Look through the material below and copy every line containing the word "glyph".

**** Material provided

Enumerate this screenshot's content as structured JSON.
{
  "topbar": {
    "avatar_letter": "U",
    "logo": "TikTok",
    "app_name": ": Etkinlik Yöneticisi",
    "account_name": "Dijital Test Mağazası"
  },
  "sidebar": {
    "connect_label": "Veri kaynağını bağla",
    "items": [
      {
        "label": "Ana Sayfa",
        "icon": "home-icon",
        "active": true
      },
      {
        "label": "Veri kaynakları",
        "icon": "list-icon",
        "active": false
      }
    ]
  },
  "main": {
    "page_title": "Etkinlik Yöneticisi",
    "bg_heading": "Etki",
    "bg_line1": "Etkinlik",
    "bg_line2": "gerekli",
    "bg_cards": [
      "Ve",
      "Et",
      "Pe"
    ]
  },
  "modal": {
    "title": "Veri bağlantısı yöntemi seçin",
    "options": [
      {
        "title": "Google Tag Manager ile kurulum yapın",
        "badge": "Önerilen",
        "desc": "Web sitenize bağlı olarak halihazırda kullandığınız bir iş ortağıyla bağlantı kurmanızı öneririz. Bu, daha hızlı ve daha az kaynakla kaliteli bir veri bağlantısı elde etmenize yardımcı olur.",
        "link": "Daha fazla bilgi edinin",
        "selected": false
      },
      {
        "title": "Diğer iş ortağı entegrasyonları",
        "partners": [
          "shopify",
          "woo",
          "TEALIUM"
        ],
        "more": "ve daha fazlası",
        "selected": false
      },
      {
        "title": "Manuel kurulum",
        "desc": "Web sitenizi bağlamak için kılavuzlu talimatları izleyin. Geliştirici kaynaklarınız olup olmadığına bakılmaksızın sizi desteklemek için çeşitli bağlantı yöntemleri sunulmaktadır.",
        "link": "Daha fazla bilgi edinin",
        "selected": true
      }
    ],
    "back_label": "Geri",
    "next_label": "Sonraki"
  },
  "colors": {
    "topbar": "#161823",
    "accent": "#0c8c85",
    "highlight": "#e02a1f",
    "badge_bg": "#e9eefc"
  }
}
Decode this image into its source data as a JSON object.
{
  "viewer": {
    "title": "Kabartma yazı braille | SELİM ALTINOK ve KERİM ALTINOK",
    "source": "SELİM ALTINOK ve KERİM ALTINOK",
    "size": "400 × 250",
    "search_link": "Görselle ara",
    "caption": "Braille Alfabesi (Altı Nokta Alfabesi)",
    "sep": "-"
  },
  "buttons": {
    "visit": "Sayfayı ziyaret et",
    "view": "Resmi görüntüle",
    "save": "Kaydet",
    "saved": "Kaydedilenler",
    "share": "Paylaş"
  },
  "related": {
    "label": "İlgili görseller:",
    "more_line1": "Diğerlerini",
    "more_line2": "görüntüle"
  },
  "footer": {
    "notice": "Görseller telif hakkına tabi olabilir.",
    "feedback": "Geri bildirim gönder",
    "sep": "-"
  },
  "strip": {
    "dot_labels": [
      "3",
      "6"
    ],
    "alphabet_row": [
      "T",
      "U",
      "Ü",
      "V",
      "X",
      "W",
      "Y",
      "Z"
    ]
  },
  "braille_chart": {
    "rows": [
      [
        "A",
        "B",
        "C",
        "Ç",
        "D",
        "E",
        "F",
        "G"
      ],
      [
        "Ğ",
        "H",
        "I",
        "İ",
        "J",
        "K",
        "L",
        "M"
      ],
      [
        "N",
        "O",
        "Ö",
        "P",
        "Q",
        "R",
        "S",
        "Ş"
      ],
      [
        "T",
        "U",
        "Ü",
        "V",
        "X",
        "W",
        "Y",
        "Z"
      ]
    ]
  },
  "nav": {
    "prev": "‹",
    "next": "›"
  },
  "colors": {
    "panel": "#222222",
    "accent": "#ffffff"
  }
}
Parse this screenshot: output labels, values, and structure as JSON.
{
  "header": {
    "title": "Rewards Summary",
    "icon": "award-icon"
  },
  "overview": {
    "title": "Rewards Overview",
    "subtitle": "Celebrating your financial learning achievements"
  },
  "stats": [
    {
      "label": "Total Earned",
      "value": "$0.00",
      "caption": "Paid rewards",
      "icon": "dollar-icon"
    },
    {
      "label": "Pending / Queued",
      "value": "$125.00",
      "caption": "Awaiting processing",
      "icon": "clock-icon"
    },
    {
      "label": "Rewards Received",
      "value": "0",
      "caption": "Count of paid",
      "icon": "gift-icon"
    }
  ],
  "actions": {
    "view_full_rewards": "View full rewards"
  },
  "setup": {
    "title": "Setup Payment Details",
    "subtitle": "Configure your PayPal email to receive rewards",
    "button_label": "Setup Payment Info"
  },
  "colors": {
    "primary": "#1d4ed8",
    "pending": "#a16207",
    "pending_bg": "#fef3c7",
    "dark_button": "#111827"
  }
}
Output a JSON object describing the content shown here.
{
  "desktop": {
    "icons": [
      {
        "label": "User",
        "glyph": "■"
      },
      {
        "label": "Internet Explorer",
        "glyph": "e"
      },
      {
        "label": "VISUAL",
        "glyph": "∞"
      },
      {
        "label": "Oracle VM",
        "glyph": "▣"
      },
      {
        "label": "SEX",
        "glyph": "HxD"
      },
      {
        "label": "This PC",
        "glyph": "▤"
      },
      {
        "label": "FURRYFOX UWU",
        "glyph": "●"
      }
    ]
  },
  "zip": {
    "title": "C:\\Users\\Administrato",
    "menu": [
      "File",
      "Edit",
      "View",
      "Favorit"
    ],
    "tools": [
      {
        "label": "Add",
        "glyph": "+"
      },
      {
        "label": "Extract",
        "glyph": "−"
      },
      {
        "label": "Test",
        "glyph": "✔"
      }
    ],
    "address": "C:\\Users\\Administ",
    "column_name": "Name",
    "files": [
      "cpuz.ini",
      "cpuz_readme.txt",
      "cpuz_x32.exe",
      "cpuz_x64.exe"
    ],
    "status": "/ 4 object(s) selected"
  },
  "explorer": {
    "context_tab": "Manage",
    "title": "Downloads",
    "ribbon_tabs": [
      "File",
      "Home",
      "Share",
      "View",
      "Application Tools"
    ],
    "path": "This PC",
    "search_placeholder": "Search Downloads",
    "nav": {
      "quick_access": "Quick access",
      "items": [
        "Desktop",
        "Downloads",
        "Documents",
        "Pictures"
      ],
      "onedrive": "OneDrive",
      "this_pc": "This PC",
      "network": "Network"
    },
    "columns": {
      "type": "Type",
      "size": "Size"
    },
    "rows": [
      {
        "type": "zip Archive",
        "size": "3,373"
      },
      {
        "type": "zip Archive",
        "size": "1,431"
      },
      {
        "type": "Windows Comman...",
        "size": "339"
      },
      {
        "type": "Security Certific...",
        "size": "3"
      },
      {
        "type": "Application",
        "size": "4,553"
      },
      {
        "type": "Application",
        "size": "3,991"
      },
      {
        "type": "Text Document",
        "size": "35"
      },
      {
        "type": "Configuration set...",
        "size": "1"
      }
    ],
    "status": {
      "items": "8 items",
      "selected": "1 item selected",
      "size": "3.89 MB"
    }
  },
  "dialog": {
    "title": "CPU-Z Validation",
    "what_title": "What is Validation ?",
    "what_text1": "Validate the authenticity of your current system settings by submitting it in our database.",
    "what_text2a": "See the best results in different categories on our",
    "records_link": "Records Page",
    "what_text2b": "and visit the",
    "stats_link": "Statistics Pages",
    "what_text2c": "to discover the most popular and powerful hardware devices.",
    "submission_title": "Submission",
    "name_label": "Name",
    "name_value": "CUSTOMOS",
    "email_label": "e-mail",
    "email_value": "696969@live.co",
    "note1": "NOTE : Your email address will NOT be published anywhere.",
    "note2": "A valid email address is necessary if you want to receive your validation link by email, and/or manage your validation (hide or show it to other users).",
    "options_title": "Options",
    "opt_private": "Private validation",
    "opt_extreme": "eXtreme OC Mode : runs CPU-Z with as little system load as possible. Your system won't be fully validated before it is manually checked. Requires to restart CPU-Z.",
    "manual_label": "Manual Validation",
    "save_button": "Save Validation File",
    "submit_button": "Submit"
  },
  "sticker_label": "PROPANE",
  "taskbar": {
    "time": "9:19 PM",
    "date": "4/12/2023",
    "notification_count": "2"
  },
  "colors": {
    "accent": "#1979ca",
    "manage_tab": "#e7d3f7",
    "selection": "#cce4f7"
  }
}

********

> [Solution for this task]
        "glyph": "■"
        "glyph": "e"
        "glyph": "∞"
        "glyph": "▣"
        "glyph": "HxD"
        "glyph": "▤"
        "glyph": "●"
        "glyph": "+"
        "glyph": "−"
        "glyph": "✔"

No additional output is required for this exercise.